His paintings were burly. Energetic. And as uncompromising as the Midwestern landscapes and laborers they celebrated. Thomas Hart Benton was a self-reliant American who emerged from the Great Depression. Today his works hang in museums; during Benton's life, the artist preferred to hang them in saloons, where ordinary people could appreciate them in congenial settings. A fierce defender of the aesthetics of realism, Benton took on the art establishment and railed against abstraction. His reputation suffered as his star rose, fell and rose once again. While Benton failed to stem the tide of modernism, his influence can be seen in the works of his student, Jackson Pollack.
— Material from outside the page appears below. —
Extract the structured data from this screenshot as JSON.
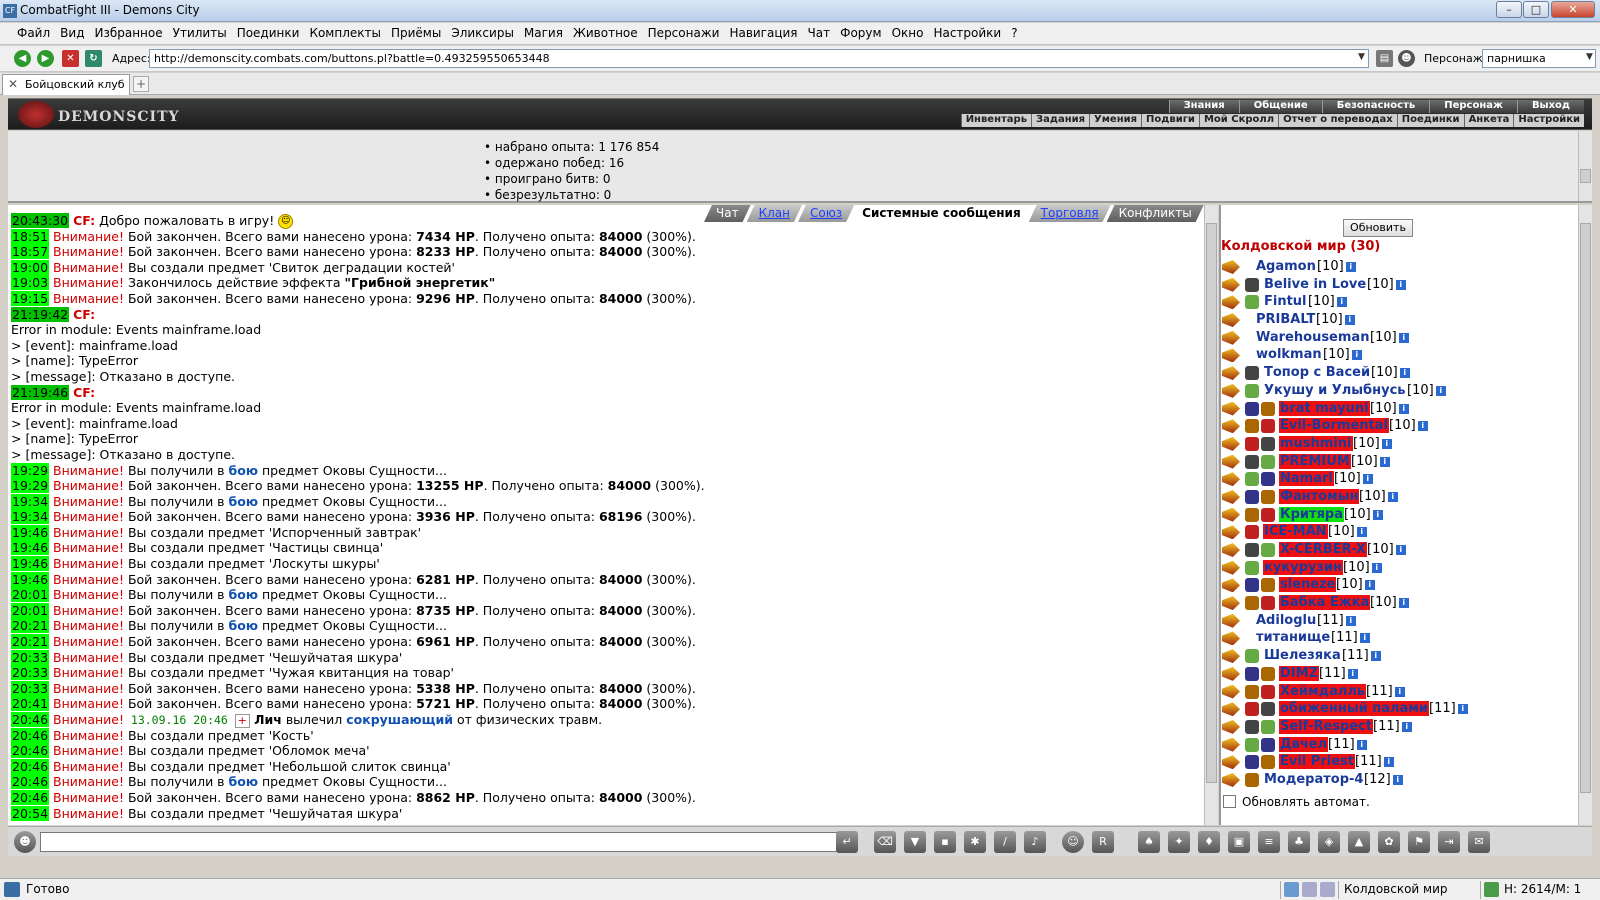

Master filmmaker Ken Burns uses long-lost footage, penetrating interviews and the magnificent art of Benton to tell the bittersweet story of an extraordinary American artist who became emblematic of the price all artists must pay to remain true to their talents and themselves.
1988, color, 86 minutes